Wednesday, October 16, 2013

Handy Concept #3: Regression to the Mean


     Intellectual Toolbox Week continues with the engine behind many an otherwise inexplicable disappointment in life.

Regression to the Mean

     Let's say you do something excellent: write a best-selling novel, bowl a perfect 300 game, pitch a no-hitter. Congratulations. What do we know about how your next effort might fare? Because you've already proven yourself as capable of something great, will you probably do even better next time? Or will you likely do worse?
     Sorry to report, the tendency is for you to do worse, because of a nagging little reality known as "regression to the mean." It tells us that when there are averages of something -- most books sell crap, most bowlers bowl under 200, most pitchers give up hits during a game—that any exceptional achievement is by definition a rarity and the next attempt will, probably, bend toward the average, as opposed to away from it. A study of more than 4,000 major league baseball players who had batting averages above .300 in a season found that 80 percent did worse the next season.
    The classic example involves military pilots. When trainees would do well in flying exercises, their superiors noticed that if they were praised for their performance, they would do worse on the next outing. So they started criticizing good performances, until they realized that outstanding flying was followed by lesser results whether the pilot was praised or criticized.  
    There is a comforting corollary to this -- just as superior performance will, on average, be followed by something worse, so a really bad job should be followed by improvement, again on average.
    Bearing this in mind helps us grasp specific examples of falling short, which should not be surprises, but expected.
    “Regression effects are all about us," Amos Tversky and Daneil Kahneman wrote in their influential 1973 paper on the subject.  "Most outstanding fathers have somewhat disappointing sons, brilliant wives have duller husbands, the ill-adjusted tend to adjust and the fortunate are eventually stricken by ill luck. In spite of these encounters, people do not acquire a proper notion of regression. First, they do not expect regression in many situations where it is bound to occur. Second, as any teacher of statistics will attest, a proper notion of regression is extremely difficult to acquire. Third, when people observe regression, they typically invent spurious dynamic explanations for it.” 
     That has to be of some comfort to guys like Frank Sinatra Jr. 


3 comments:

  1. Which is why it's probably not a very good idea for a famous dad to name his son after himself. I always felt it was somewhat narcissistic to do that. While it may open some doors down the line, is the pressure of higher expectations worth it?

    ReplyDelete
  2. How do you explain Rep. Dan Lapinski then, he gets better and better every day?

    ReplyDelete
  3. Easy.
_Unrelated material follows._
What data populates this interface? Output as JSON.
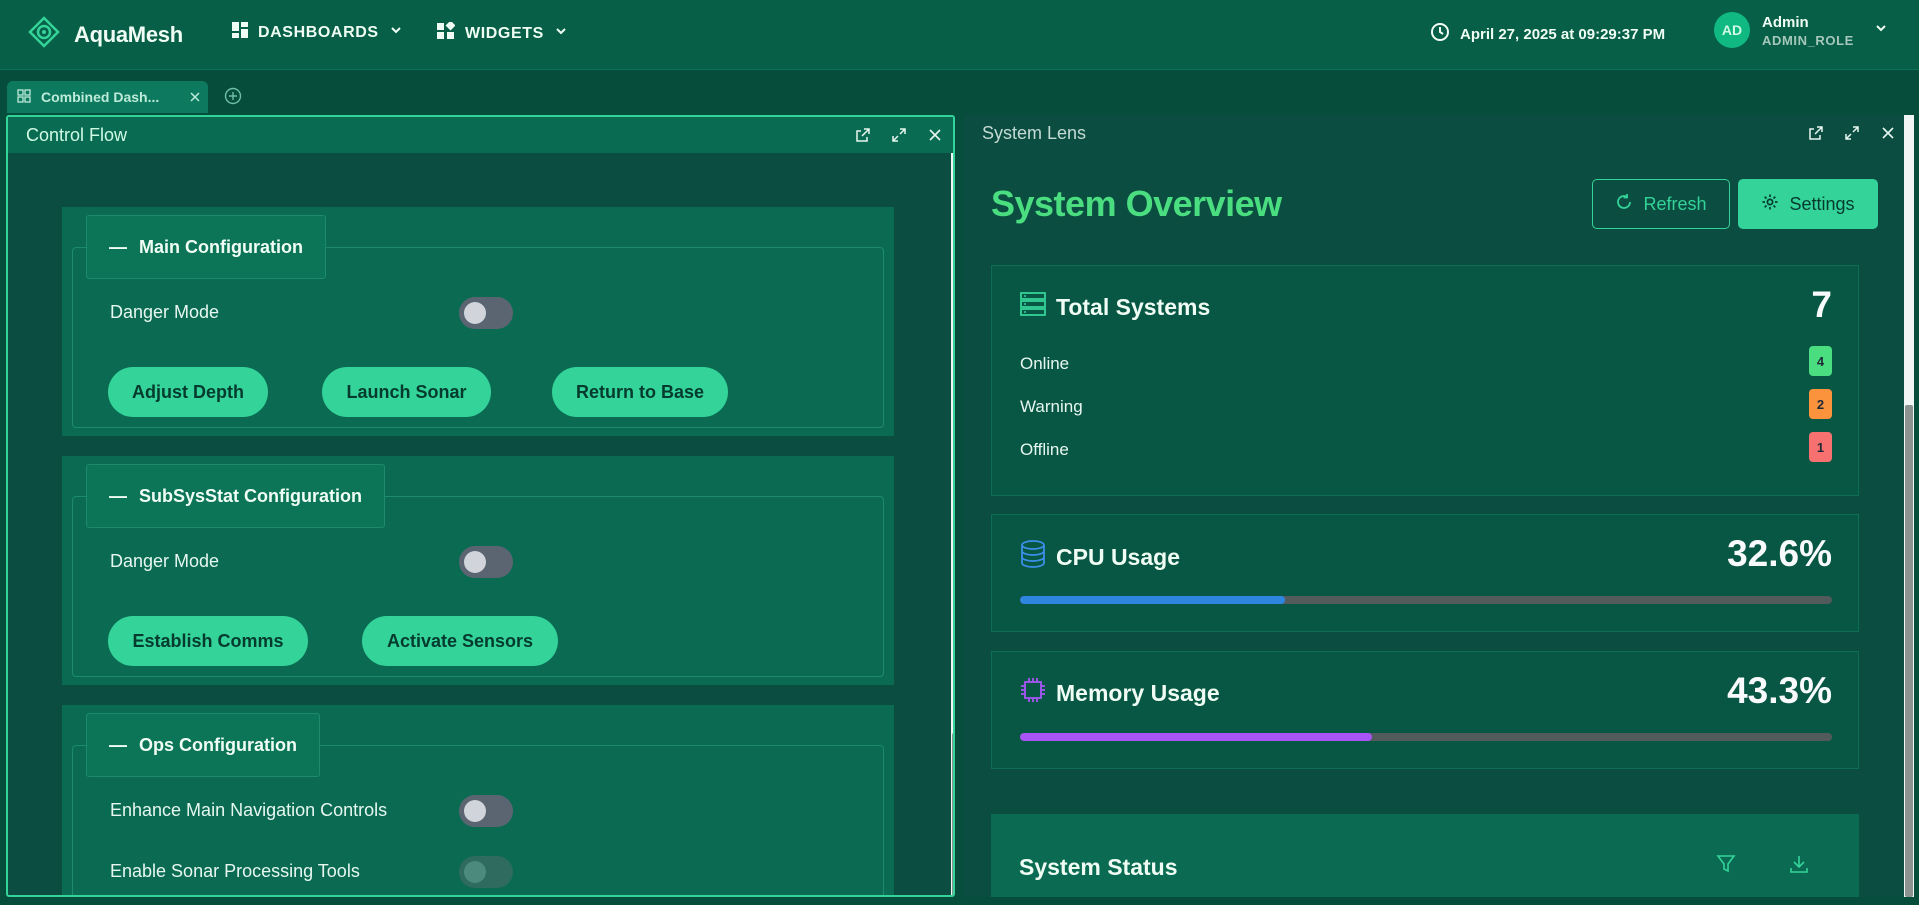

Because it wasn't humanly possibly for Lipinsky to get any worse than he was when he showed up. Plus it's up for debate as to whether he has surpassed his dad at what his dad was best at.

    ReplyDelete

Thanks for commenting. As soon as I vet your remarks, they'll be posted, assuming they aren't, you know, mean and crazy.